The escaping Husky

How to keep your husky from escaping is a frightening problem that has plagued many owners.
There are two things to consider if you have an escape artist of a dog: why he tries to escape in the first place, and what you can do to stop him.

Sled Dogs roam for all kinds of reasons, and in many cases, it will depend on the personality of your individual dog.
Here are some of the most common causes.

  • Protecting territory
    If your dog tends to bark or howl whenever neighbours come into their back gardens or strange sounds are heard on the street, he may attempt to get out to keep his area safe and get those “bad” people to go away.
  • Loneliness
    It’s all well and good to have a back garden for your dog to roam around in, but she needs your attention, too. For some huskies or malamutes, this can be actual separation anxiety, and leaving is an attempt to find you, but others simply want to hang out with somebody — anybody! If you leave your dog alone in the back garden for too long, she may attempt to leave just to have some kind of social interaction.
  • Your dog has found something fun
    When dogs escape and discover something exciting beyond the fence (another dog to play with, a field to run around in, food), they may keep trying to get out so that they can go have fun again.
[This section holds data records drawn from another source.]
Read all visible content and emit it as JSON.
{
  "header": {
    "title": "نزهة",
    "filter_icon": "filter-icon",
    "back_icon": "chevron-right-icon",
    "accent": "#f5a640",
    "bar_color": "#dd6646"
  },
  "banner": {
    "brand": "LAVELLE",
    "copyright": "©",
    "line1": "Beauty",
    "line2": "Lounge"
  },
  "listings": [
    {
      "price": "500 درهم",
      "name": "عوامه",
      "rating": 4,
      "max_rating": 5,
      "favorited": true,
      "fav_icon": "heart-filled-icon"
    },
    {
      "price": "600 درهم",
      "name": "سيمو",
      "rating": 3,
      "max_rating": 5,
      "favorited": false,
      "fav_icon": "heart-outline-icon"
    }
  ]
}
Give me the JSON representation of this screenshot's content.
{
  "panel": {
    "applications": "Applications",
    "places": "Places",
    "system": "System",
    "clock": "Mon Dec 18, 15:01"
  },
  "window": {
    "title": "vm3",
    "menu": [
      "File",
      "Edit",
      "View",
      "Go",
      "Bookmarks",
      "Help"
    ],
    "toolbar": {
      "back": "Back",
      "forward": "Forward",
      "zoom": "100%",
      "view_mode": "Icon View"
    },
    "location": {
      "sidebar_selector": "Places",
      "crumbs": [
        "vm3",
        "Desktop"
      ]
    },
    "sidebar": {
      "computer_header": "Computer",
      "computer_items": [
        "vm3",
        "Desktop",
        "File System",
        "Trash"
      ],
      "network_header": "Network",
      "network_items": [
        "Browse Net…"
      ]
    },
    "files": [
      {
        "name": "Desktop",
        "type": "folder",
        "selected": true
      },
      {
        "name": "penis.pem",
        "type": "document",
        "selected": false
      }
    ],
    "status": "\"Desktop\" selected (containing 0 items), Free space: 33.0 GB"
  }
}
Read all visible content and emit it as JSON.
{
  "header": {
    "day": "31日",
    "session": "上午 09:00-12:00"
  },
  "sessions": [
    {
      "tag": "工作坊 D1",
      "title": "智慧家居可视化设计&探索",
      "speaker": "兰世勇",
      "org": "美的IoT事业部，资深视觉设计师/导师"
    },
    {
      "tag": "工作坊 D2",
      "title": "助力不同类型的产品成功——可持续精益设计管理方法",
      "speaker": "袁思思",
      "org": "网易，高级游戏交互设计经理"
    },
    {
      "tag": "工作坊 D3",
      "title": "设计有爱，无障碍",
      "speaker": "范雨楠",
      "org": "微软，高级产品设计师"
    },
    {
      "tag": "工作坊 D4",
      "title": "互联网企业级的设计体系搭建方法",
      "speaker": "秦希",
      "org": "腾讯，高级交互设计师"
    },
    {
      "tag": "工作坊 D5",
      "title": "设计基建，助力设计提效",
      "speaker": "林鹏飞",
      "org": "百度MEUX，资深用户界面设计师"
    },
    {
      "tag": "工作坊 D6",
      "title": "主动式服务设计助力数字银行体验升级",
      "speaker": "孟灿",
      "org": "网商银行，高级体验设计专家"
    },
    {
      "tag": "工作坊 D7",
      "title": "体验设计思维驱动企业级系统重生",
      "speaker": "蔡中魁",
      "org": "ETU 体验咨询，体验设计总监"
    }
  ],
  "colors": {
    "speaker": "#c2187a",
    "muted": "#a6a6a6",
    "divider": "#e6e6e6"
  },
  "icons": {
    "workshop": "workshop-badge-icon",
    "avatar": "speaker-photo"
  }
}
Why were they trying to escape in the first place? Probably because they were bored.
  • Your dog has found a friend
    If you have an unneutered male dog and there’s an un-spayed female in heat somewhere in the neighborhood, he will smell her and he will try to find her — and have enormous incentive to get out of the garden however possible, whether over, under, or through the fence.
  • Chasing
    Does your dog try to pounce on squirrels during walks and yank out of your grasp because he just knows he can get to that bird before it flies away? If you have a sled dog that likes to hunt, he may be escaping because he’s after another animal and will do whatever it takes to get to it.

What to do to prevent roaming

  • First, install a fence
    Hopefully this is obvious, but you never want your dog outside without your supervision if she’s not in an enclosed area of some kind. A physical fence must be a minimum of six feet high.
  • Keep your dog engaged
    If you believe that your dog is escaping due to boredom, try to find ways to keep him interested. This might mean getting a few more toys for the back garden, taking longer walks, or teaching him a new trick once a day.
  • Prevent digging
    One of the most common ways for dogs to get out of fenced-in areas is for them to dig a big enough space to crawl under the wall or gate. You can decrease the chances of this happening by placing a chain link fence or large rocks along the edge of the yard, or by burying chicken wire under the ground at the base of the fence so they can’t dig through it.
  • Spay and neuter
    If your male dog is neutered, he’ll be far less likely to try to escape in search of females, and if your female is spayed, she won’t turn your house into a magnet for every unfixed male dog in the area. Bonus points: spayed and neutered dogs can be healthier, live longer lives, and don’t contribute to the problem of too many unwanted dogs around.

From an original article by Josh Weiss-Roessler

Richard Bailey

Richard Bailey, along with his wife, Faye started the Northernwolf website way back in 2003 with a view to helping other husky owners who had questions about this amazing breed of dog. The website now caters for all other sled dog breeds.

Leave a Reply

Your email address will not be published. Required fields are marked *